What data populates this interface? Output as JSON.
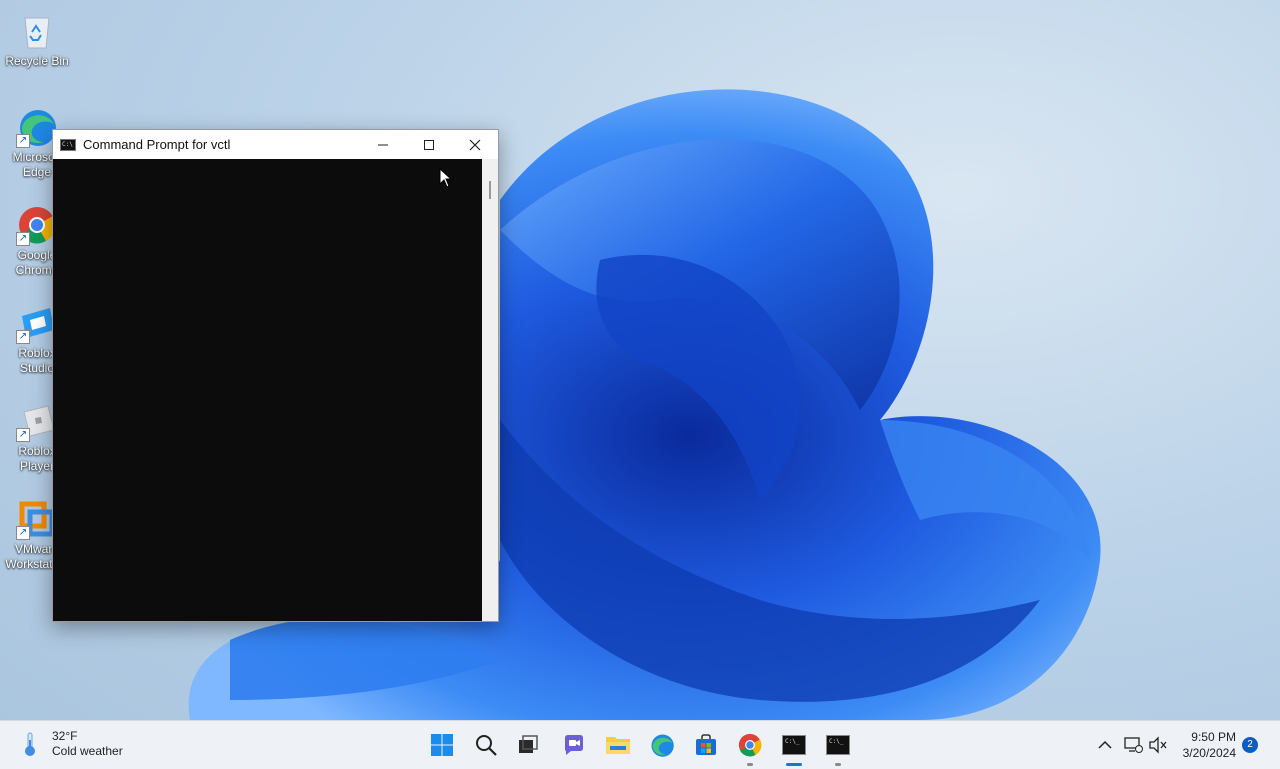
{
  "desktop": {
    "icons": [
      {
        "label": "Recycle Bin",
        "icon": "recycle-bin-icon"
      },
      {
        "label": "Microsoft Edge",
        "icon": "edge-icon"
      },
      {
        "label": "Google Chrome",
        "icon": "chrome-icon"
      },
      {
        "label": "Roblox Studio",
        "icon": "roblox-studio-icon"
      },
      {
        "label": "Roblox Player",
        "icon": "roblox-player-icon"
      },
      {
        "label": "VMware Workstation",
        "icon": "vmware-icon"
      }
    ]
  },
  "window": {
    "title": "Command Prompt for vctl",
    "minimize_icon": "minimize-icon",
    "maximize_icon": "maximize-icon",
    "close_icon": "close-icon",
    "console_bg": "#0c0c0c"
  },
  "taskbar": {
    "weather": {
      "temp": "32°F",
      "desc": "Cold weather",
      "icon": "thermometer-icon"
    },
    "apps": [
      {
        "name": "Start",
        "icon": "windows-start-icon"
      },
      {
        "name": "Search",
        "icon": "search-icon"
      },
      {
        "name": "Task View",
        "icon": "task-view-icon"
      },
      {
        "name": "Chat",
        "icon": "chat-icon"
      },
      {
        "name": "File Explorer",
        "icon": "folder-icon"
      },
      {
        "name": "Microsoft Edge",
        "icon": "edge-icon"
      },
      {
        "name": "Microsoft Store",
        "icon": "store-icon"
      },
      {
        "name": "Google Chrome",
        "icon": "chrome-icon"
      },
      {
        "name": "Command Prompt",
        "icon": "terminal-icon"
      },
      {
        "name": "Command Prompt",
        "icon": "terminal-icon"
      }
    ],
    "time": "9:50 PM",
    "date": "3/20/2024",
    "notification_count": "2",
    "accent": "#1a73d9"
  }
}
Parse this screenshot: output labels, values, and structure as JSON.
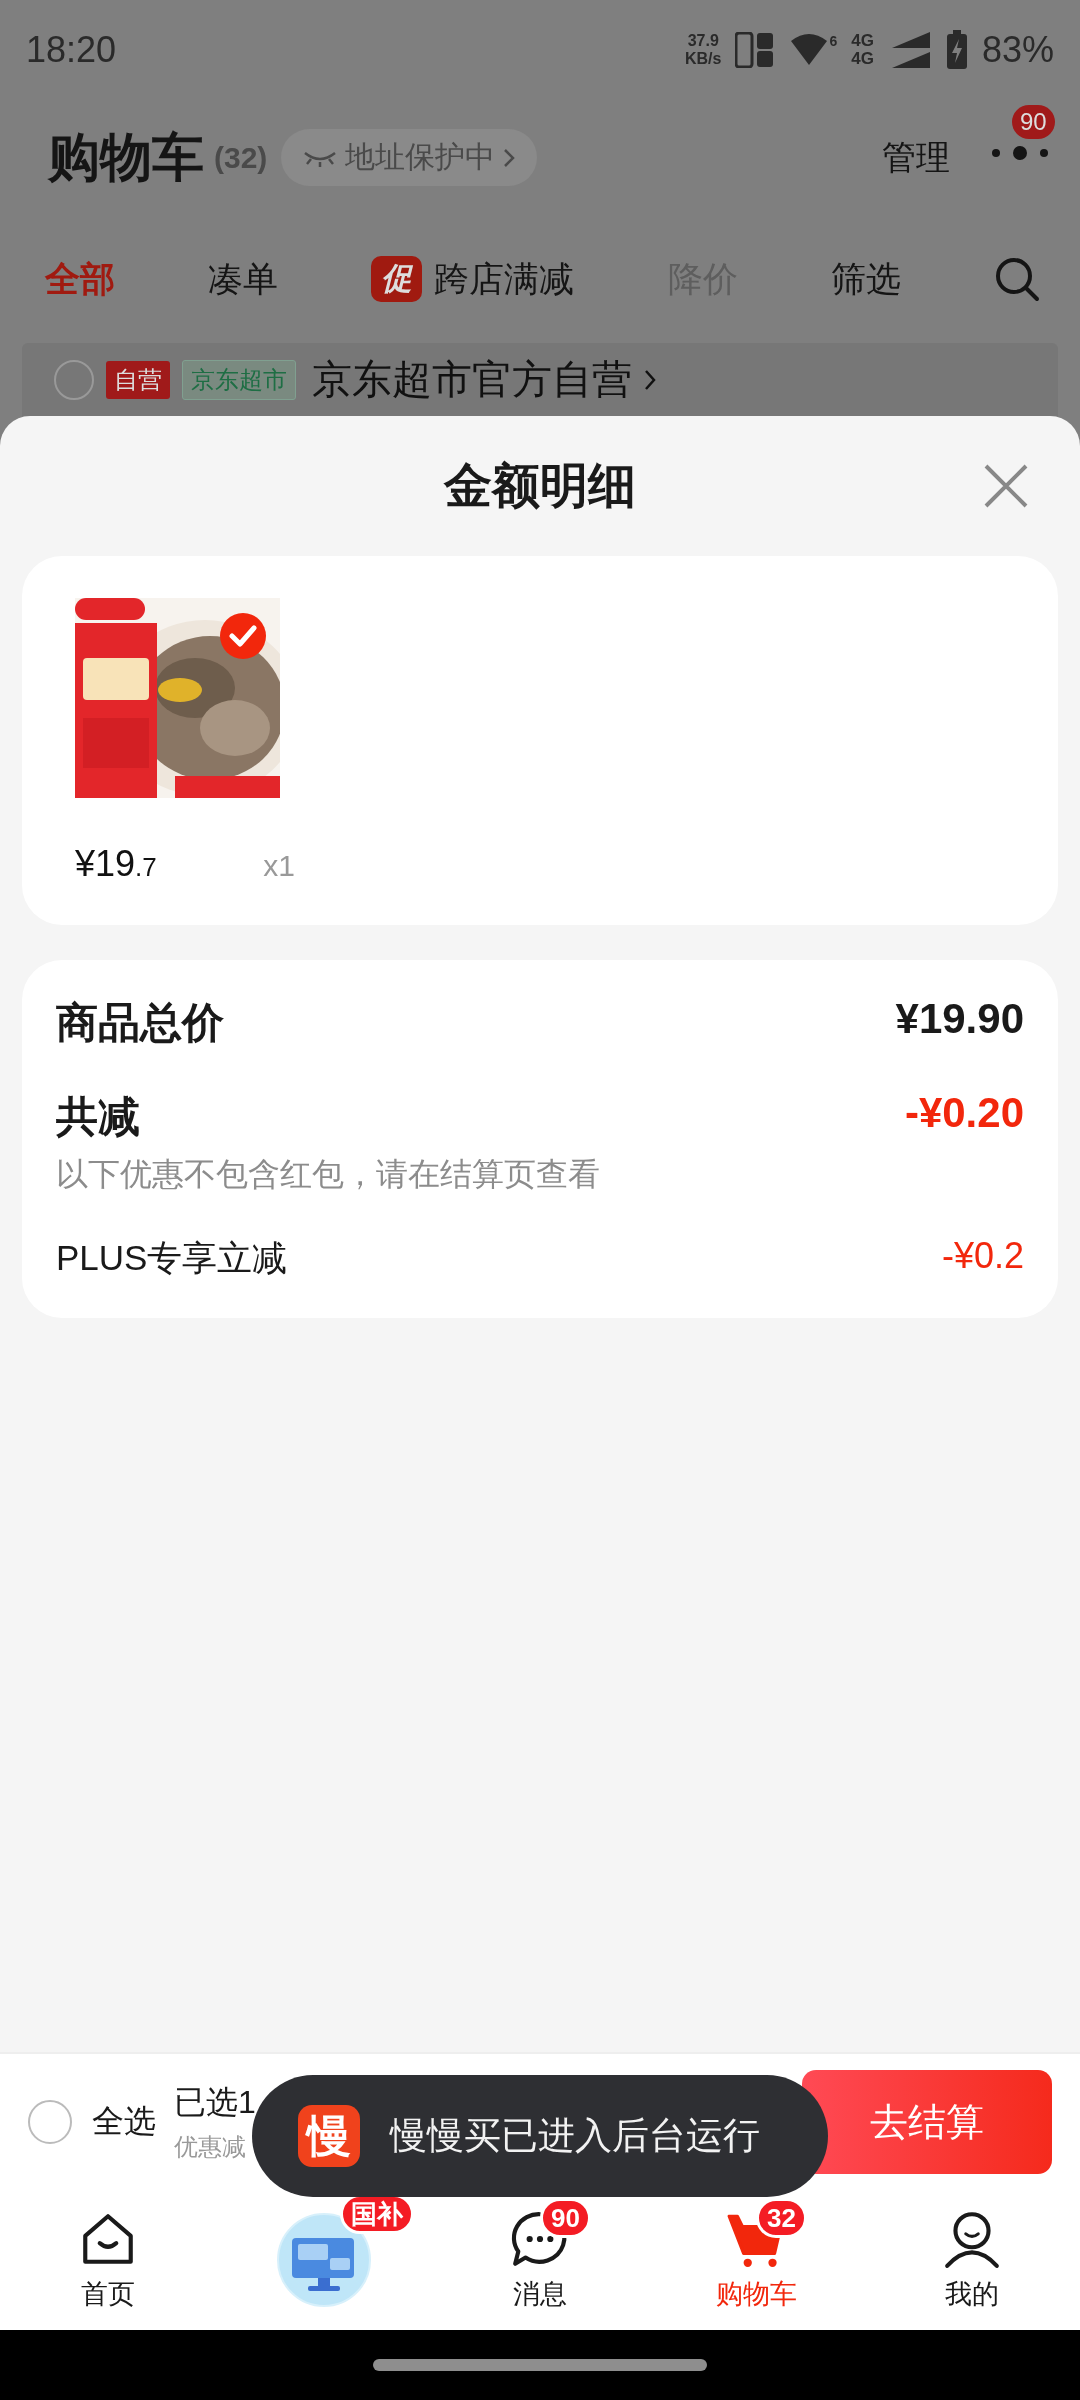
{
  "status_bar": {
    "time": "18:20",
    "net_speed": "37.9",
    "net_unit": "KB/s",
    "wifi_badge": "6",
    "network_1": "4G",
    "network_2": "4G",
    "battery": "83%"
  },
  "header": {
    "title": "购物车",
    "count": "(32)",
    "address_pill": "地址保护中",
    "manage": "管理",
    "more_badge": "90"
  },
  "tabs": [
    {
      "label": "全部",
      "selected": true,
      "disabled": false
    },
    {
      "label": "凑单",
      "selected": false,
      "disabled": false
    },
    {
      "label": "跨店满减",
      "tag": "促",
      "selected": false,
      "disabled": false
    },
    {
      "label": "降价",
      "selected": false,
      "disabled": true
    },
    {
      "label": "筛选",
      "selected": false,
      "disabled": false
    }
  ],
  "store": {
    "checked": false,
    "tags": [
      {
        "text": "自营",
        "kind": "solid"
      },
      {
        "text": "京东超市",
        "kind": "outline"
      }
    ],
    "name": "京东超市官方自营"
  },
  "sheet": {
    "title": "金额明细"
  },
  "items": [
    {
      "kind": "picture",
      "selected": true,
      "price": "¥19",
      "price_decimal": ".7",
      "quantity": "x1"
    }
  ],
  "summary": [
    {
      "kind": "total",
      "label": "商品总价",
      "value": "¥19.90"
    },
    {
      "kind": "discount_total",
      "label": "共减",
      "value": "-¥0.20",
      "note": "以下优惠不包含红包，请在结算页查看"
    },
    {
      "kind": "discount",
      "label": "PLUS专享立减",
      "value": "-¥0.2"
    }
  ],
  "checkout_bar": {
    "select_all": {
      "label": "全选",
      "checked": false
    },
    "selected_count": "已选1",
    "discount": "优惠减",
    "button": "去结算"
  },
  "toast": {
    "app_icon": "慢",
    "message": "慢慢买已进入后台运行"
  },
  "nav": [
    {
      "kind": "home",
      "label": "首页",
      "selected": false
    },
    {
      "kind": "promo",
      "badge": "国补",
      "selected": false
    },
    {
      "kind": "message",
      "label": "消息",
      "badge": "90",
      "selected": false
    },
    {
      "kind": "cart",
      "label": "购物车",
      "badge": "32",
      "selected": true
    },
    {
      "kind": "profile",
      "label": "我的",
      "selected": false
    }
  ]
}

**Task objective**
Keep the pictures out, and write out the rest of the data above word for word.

**Response to this task**
What data populates this interface? Output as JSON.
{
  "desktop": {
    "icons": [
      {
        "label": "Recycle Bin",
        "icon": "recycle-bin-icon"
      },
      {
        "label": "Microsoft Edge",
        "icon": "edge-icon"
      },
      {
        "label": "Google Chrome",
        "icon": "chrome-icon"
      },
      {
        "label": "Roblox Studio",
        "icon": "roblox-studio-icon"
      },
      {
        "label": "Roblox Player",
        "icon": "roblox-player-icon"
      },
      {
        "label": "VMware Workstation",
        "icon": "vmware-icon"
      }
    ]
  },
  "window": {
    "title": "Command Prompt for vctl",
    "minimize_icon": "minimize-icon",
    "maximize_icon": "maximize-icon",
    "close_icon": "close-icon",
    "console_bg": "#0c0c0c"
  },
  "taskbar": {
    "weather": {
      "temp": "32°F",
      "desc": "Cold weather",
      "icon": "thermometer-icon"
    },
    "apps": [
      {
        "name": "Start",
        "icon": "windows-start-icon"
      },
      {
        "name": "Search",
        "icon": "search-icon"
      },
      {
        "name": "Task View",
        "icon": "task-view-icon"
      },
      {
        "name": "Chat",
        "icon": "chat-icon"
      },
      {
        "name": "File Explorer",
        "icon": "folder-icon"
      },
      {
        "name": "Microsoft Edge",
        "icon": "edge-icon"
      },
      {
        "name": "Microsoft Store",
        "icon": "store-icon"
      },
      {
        "name": "Google Chrome",
        "icon": "chrome-icon"
      },
      {
        "name": "Command Prompt",
        "icon": "terminal-icon"
      },
      {
        "name": "Command Prompt",
        "icon": "terminal-icon"
      }
    ],
    "time": "9:50 PM",
    "date": "3/20/2024",
    "notification_count": "2",
    "accent": "#1a73d9"
  }
}
Parse this screenshot: output labels, values, and structure as JSON.
{
  "status_bar": {
    "time": "18:20",
    "net_speed": "37.9",
    "net_unit": "KB/s",
    "wifi_badge": "6",
    "network_1": "4G",
    "network_2": "4G",
    "battery": "83%"
  },
  "header": {
    "title": "购物车",
    "count": "(32)",
    "address_pill": "地址保护中",
    "manage": "管理",
    "more_badge": "90"
  },
  "tabs": [
    {
      "label": "全部",
      "selected": true,
      "disabled": false
    },
    {
      "label": "凑单",
      "selected": false,
      "disabled": false
    },
    {
      "label": "跨店满减",
      "tag": "促",
      "selected": false,
      "disabled": false
    },
    {
      "label": "降价",
      "selected": false,
      "disabled": true
    },
    {
      "label": "筛选",
      "selected": false,
      "disabled": false
    }
  ],
  "store": {
    "checked": false,
    "tags": [
      {
        "text": "自营",
        "kind": "solid"
      },
      {
        "text": "京东超市",
        "kind": "outline"
      }
    ],
    "name": "京东超市官方自营"
  },
  "sheet": {
    "title": "金额明细"
  },
  "items": [
    {
      "kind": "picture",
      "selected": true,
      "price": "¥19",
      "price_decimal": ".7",
      "quantity": "x1"
    }
  ],
  "summary": [
    {
      "kind": "total",
      "label": "商品总价",
      "value": "¥19.90"
    },
    {
      "kind": "discount_total",
      "label": "共减",
      "value": "-¥0.20",
      "note": "以下优惠不包含红包，请在结算页查看"
    },
    {
      "kind": "discount",
      "label": "PLUS专享立减",
      "value": "-¥0.2"
    }
  ],
  "checkout_bar": {
    "select_all": {
      "label": "全选",
      "checked": false
    },
    "selected_count": "已选1",
    "discount": "优惠减",
    "button": "去结算"
  },
  "toast": {
    "app_icon": "慢",
    "message": "慢慢买已进入后台运行"
  },
  "nav": [
    {
      "kind": "home",
      "label": "首页",
      "selected": false
    },
    {
      "kind": "promo",
      "badge": "国补",
      "selected": false
    },
    {
      "kind": "message",
      "label": "消息",
      "badge": "90",
      "selected": false
    },
    {
      "kind": "cart",
      "label": "购物车",
      "badge": "32",
      "selected": true
    },
    {
      "kind": "profile",
      "label": "我的",
      "selected": false
    }
  ]
}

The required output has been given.